The heartbeat of today’s radiology department continues to be the flow of information. Radiologists at Cincinnati Children’s Hospital in Ohio describe how radiology informatics have worked to improve this process by identifying and reducing inefficiency through continuous improvement led by radiology informaticists. They offer suggestions that have worked at their hospital in an article published in Pediatric Radiology.
Standardization, an essential element of quality improvement, should be established as much as possible at the beginning of implementing any new element of an information system. Workflow needs to be designed to be as lean as possibly by automating routine information flow and eliminating every possible aspect of individualized work.
To streamline the radiology ordering process, the department initially standardized its naming schema. Each order starts with the modality, followed by the body part, special instructions, and the side of the body (if applicable). The next project was to identify and eliminate confusing orders. All order names that caused confusion or were frequently misordered were renamed. A thesaurus was also created and integrated with the hospital’s electronic medical record in order to help providers find orders that could be identified by multiple names or abbreviations, such as CT PA and CT Pulmonary Angiogram. In this scenario, when a physician enters a “synonym” name, the correct order name would be displayed.
Combination orders were created to eliminate the need for a physician to order exams individually, such as a computed tomography (CT) scan of the chest, abdomen and pelvis. Because combination orders meant that studies no longer had to be linked, this workflow also helped to make the technologist performing the exam and the radiologist dictating it more efficient. It also made the study more likely to be billed correctly. The major limitation of combination orders is that they do not work well if a study needs to be interpreted by multiple divisions.
The department also created specialty orders, defined as one order that refers to one or more CPT codes and where the order name itself refers to a particular indication or protocol, such as MR enterography. Creation of specialty orders enabled the department to target specific studies with specific protocols requested by individual physicians by placing the order on a divisional preference list. Additionally, structured report templates were created for each specialty order.

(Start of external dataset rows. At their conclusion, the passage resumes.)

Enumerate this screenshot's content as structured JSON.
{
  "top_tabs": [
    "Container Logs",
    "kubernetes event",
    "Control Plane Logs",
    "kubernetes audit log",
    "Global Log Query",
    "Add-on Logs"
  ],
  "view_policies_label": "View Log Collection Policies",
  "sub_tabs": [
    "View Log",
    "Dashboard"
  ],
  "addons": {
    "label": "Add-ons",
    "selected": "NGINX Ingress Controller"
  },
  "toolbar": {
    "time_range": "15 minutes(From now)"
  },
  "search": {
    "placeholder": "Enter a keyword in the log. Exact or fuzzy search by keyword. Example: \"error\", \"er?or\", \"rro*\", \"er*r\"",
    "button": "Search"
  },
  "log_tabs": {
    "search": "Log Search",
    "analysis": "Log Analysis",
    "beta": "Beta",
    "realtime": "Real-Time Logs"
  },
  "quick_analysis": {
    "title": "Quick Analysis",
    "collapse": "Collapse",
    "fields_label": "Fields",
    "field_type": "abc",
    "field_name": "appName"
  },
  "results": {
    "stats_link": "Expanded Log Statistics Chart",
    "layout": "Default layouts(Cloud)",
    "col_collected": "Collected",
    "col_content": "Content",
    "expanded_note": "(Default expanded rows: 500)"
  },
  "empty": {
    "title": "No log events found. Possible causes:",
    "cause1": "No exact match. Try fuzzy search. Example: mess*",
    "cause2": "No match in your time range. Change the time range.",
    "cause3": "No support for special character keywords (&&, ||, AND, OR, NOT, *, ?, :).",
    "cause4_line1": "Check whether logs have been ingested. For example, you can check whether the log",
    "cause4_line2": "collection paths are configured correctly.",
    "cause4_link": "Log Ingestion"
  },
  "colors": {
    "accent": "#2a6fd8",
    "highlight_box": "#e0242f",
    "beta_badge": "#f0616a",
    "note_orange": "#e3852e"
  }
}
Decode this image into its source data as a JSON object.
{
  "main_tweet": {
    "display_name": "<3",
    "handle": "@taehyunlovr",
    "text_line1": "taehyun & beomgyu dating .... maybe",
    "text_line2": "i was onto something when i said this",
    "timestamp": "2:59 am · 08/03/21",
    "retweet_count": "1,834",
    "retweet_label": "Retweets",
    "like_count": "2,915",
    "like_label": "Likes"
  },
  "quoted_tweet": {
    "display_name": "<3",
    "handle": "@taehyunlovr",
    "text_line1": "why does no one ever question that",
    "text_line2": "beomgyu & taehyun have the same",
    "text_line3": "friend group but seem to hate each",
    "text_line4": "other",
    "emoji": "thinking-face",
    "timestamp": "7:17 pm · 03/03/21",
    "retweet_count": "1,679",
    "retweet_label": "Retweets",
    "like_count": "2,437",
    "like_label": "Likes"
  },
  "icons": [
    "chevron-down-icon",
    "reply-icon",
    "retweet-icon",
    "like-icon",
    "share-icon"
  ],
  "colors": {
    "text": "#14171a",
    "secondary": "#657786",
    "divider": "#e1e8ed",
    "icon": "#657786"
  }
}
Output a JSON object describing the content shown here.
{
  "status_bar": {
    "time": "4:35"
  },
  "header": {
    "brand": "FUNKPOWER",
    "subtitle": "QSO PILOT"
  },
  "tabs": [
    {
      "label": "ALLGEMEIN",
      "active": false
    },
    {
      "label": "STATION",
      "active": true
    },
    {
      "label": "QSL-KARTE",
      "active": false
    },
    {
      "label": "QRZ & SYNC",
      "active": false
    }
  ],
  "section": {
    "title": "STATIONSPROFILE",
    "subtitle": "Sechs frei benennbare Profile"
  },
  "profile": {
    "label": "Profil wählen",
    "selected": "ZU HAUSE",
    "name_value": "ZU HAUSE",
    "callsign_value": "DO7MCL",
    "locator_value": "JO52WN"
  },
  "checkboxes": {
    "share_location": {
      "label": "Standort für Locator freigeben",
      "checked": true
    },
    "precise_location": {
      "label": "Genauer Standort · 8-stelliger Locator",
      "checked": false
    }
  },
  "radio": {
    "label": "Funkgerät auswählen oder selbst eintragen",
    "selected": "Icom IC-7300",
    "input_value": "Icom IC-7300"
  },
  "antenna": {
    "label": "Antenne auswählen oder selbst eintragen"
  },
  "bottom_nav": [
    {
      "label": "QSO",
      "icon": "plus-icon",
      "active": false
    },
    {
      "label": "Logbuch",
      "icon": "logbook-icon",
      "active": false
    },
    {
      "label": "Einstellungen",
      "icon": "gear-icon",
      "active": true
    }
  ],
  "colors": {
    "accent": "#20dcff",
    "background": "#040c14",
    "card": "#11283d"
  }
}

Alexander J. Towbin, MD, director of radiology informatics, explained that to prevent new order categories from multiplying, any new order request must be processed through a multi-step approval process to ensure the principles of necessity and efficiency are observed when new orders are designed. These must be a demonstrated clinical or business need, such as a unique billing or reporting option or the creation of a new service.
Finally, certain orders were created and only made available for technologists to place. This class of orders was reserved for rarely used orders that are often misordered such as a computed tomography (CT) examination of the chest without and with contrast. By making the orders only available to the technologist, the risk of a misordered exam is eliminated. In the rare instance when this type of order is needed, it is identified through the protocoling process and changed by the technologist to the correct order prior to scanning. A side benefit of this process is that it encourages discussion between the ordering physician and radiologists so that the most appropriate exam can be ordered for the patient.
The department has created processes by which it can obtain patient information needed to perform and interpret a study. An example of this is how the department defaults the order priority for the emergency department studies to ASAP instead of routine or STAT. Defaulting the order priority helps to ensure that emergency department studies are identified, performed, and interpreted in a timely manner.
Another example of this type of efficiency is seen in how information flows from the electronic order, to the technologist control sheet, and finally directly into the dictated radiology report. The electronic medical record (EMR) even has a field for the technologists to enter information. The technologist-derived clinical history is also pulled directly into the dictated report.
Protocoling an exam is now an electronic rather than a paper based process. Historically, this process had been laborious, often requiring multiple changes. An electronic status board and protocoling before the examination is scheduled allows greater opportunity to discuss the exam with the ordering physician and to make changes in a more efficient manner.
Cincinnati Children’s Hospital was an early adopter of structured reporting templates and now has approximately 450 department-standard structured reports in use, nearly one for every type of order. The radiology department has also created a standardized process for critical results reporting. Customer service representatives convey and document the critical results reporting process, and facilitate communication between interpreting radiologist and ordering physician when needed.
Implementation, improvement, and expansion of processes that increase efficiency is a team effort, led by a “systems thinking” architect. Practicing radiologists who are also informaticists with an understanding of information flow are ideal for this leadership position. A system architect can manage the process with a coherent vision rather than have multiple information technology systems be cobbled together. The system architect also must be empowered to make decisions for the good of the department. In this position, the system architect can directly observe department activities and freely receive input from any individual inside and/or interacting with the radiology department.
Tips to improve efficiency in radiology departments with radiology informatics. Appl Radiol.